An Interesting Journey to a 'White Christmas':
A show produced by Kevin McCollum and John Gore will follow an interesting road to Broadway, and Irving Berlin’s White Christmas is no exception. McCollum produced Rent, Avenue Q, In the Heights, and The Drowsy Chaperone. Gore, an original investor in London’s The Phantom of the Opera and Cats, is a director and producer who owns Broadway Across America.
Together they are the heart, head, and soul of the Broadway production of Irving Berlin’s White Christmas. McCollum would like to see the show lead to making limited-run, full, two-act musicals financially viable. Gore sees the show bringing hope in challenging times.
A Big, Old-Fashioned Musical:
Irving Berlin’s White Christmas debuted in 2004 in San Francisco, and has played in select cities at Christmas since. Audiences and critics have responded enthusiastically.
“We’re about 53 percent recouped,” McCollum said, on an initial $4 million raised.
It’s a big, old-fashioned show, featuring a 33-member cast, dazzling production numbers, and, of course, snowfall. And they got top Broadway talent to bring it along including director Walter Bobbie (Chicago), choreographer Randy Skinner (42nd Street), and David Ives (Is He Dead?) for the book.
More than a Holiday Show:
For the show to have the life producers believe it deserves, they want it to reach beyond the holiday season.
“The goal is to make the show a year-round property,” McCollum said. So, for year-round theaters, the holidays make sense, but companies with summer runs can do a “Christmas in July” show.
And getting to Broadway might help make that a possibility.
When Cry-Baby closed after a short run this summer, with 9 to 5 set to go in next spring, suddenly the 1600-seat Marquis Theatre became available.
“That made Broadway possible,” McCollum said. “We couldn’t afford a Times Square billboard, and it even has a marquee on Broadway.”
Footing the Broadway bill for a limited-run show sent producers after additional partners, and McCollum credits John Gore with helping make White Christmas in New York a reality.
An Eye to the Brand:
Gore is no stranger to marketing unique stage properties.
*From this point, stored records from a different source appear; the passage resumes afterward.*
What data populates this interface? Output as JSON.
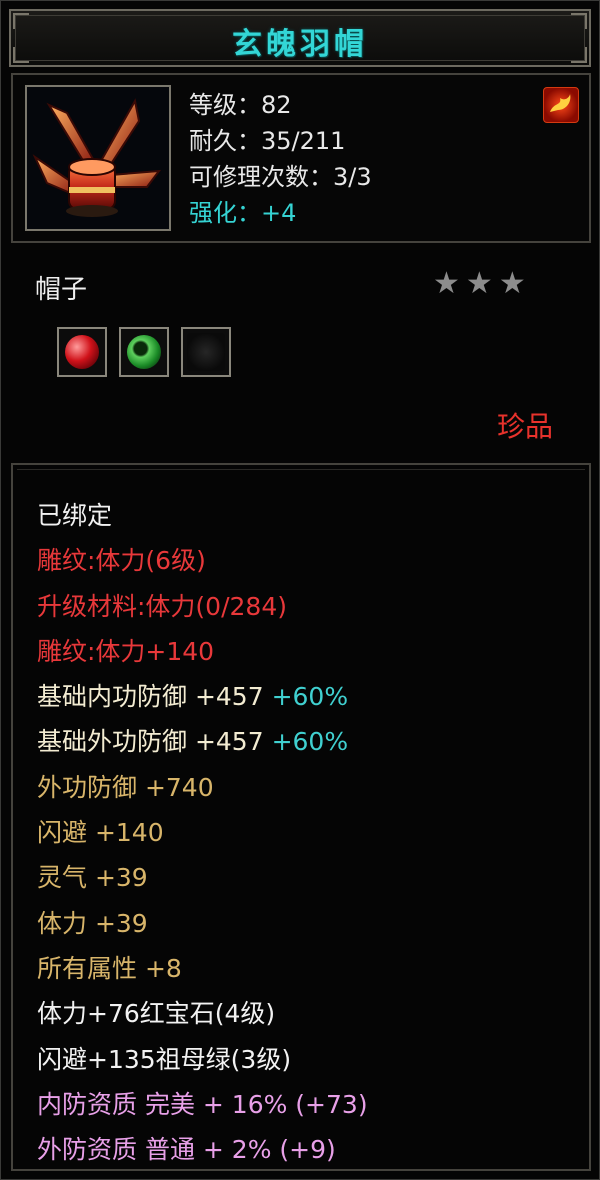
{
  "title": "玄魄羽帽",
  "header": {
    "level": "等级：82",
    "durability": "耐久：35/211",
    "repairs": "可修理次数：3/3",
    "enhance": "强化：+4",
    "item_icon": "feathered-hat-icon",
    "badge_icon": "phoenix-badge-icon"
  },
  "item_type": "帽子",
  "stars": [
    "★",
    "★",
    "★"
  ],
  "sockets": [
    {
      "gem": "red-ruby-gem-icon"
    },
    {
      "gem": "green-emerald-gem-icon"
    },
    {
      "gem": "empty-socket-icon"
    }
  ],
  "rarity": "珍品",
  "attributes": [
    {
      "text": "已绑定",
      "pct": "",
      "color": "#f2f2f2"
    },
    {
      "text": "雕纹:体力(6级)",
      "pct": "",
      "color": "#e8383a"
    },
    {
      "text": "升级材料:体力(0/284)",
      "pct": "",
      "color": "#e8383a"
    },
    {
      "text": "雕纹:体力+140",
      "pct": "",
      "color": "#e8383a"
    },
    {
      "text": "基础内功防御  +457",
      "pct": "+60%",
      "color": "#f3ecd2"
    },
    {
      "text": "基础外功防御  +457",
      "pct": "+60%",
      "color": "#f3ecd2"
    },
    {
      "text": "外功防御  +740",
      "pct": "",
      "color": "#d8b56a"
    },
    {
      "text": "闪避  +140",
      "pct": "",
      "color": "#d8b56a"
    },
    {
      "text": "灵气  +39",
      "pct": "",
      "color": "#d8b56a"
    },
    {
      "text": "体力  +39",
      "pct": "",
      "color": "#d8b56a"
    },
    {
      "text": "所有属性  +8",
      "pct": "",
      "color": "#d8b56a"
    },
    {
      "text": "体力+76红宝石(4级)",
      "pct": "",
      "color": "#f2f2f2"
    },
    {
      "text": "闪避+135祖母绿(3级)",
      "pct": "",
      "color": "#f2f2f2"
    },
    {
      "text": "内防资质  完美  +  16% (+73)",
      "pct": "",
      "color": "#e8a0e8"
    },
    {
      "text": "外防资质  普通  +  2% (+9)",
      "pct": "",
      "color": "#e8a0e8"
    }
  ],
  "colors": {
    "title": "#33d6d6",
    "rarity": "#e8322c",
    "percent": "#40d0d0"
  }
}
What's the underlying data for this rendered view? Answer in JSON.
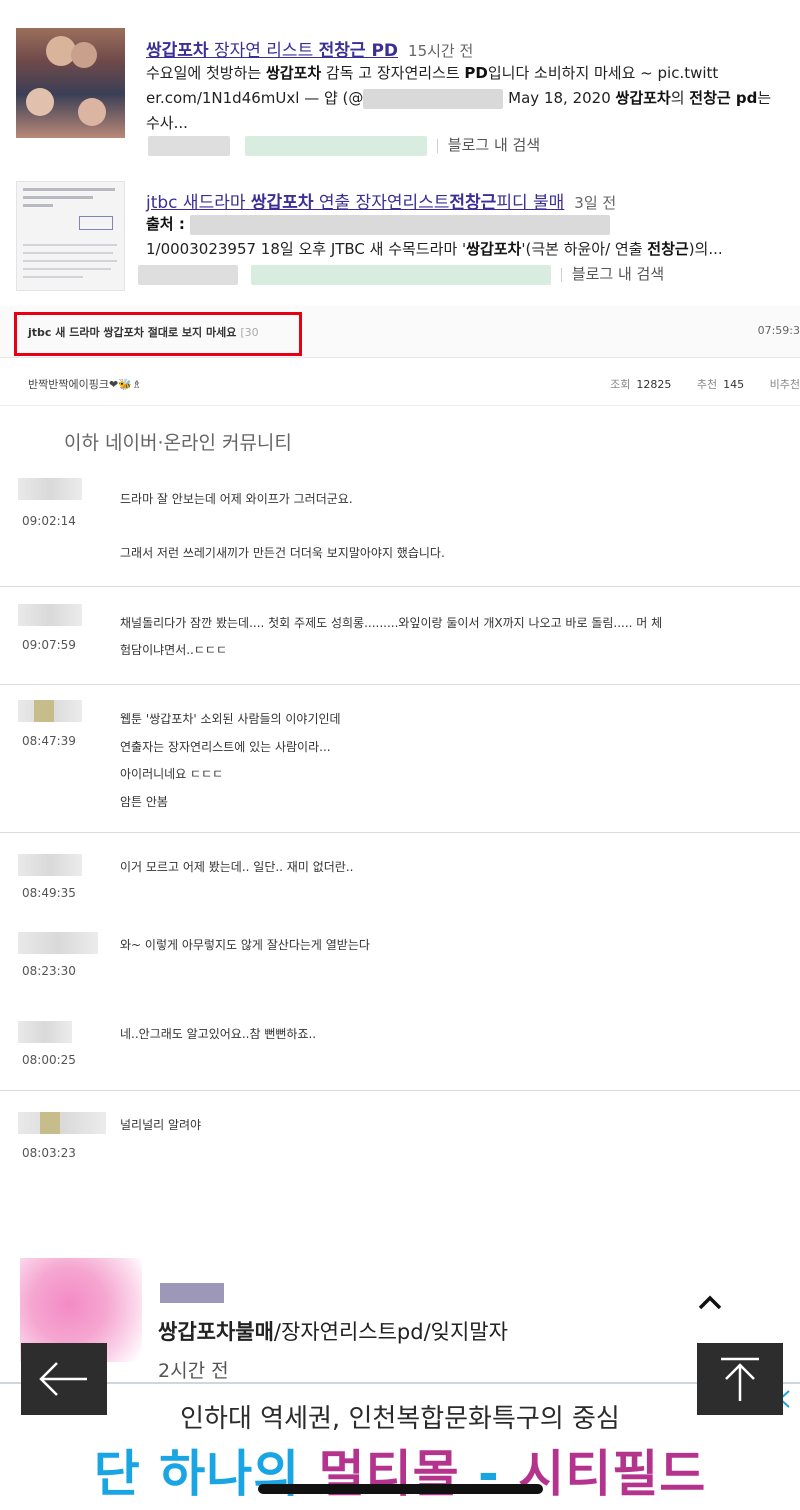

He produced Thunderbirds F.A.B. and Wallace & Gromit in the West End. And he quickly pointed out the benefits not only of the song “White Christmas” as a brand, but the hope it engenders as well.
“Since (the financial crisis of) September, people are looking for hope,” he said. “This song has been a part of people’s lives since World War II.”
Both Gore and McCollum pointed to the importance of being a “Broadway” show for the extended life of the musical on the road.
Irving Berlin’s White Christmas features all the songs familiar to fans of the movie. But working with the Rodgers and Hammerstein Foundation, which administers the Irving Berlin catalogue, producers secured rights to additional Berlin songs as well.
And so far, the results have been good.
Originally slated for a 63-show run, November 14 through January 4, demand led producers to add two additional shows.
“In an economic environment where shows are closing or scaling back,” McCollum said, “I think it speaks volumes that we’re adding two performances.”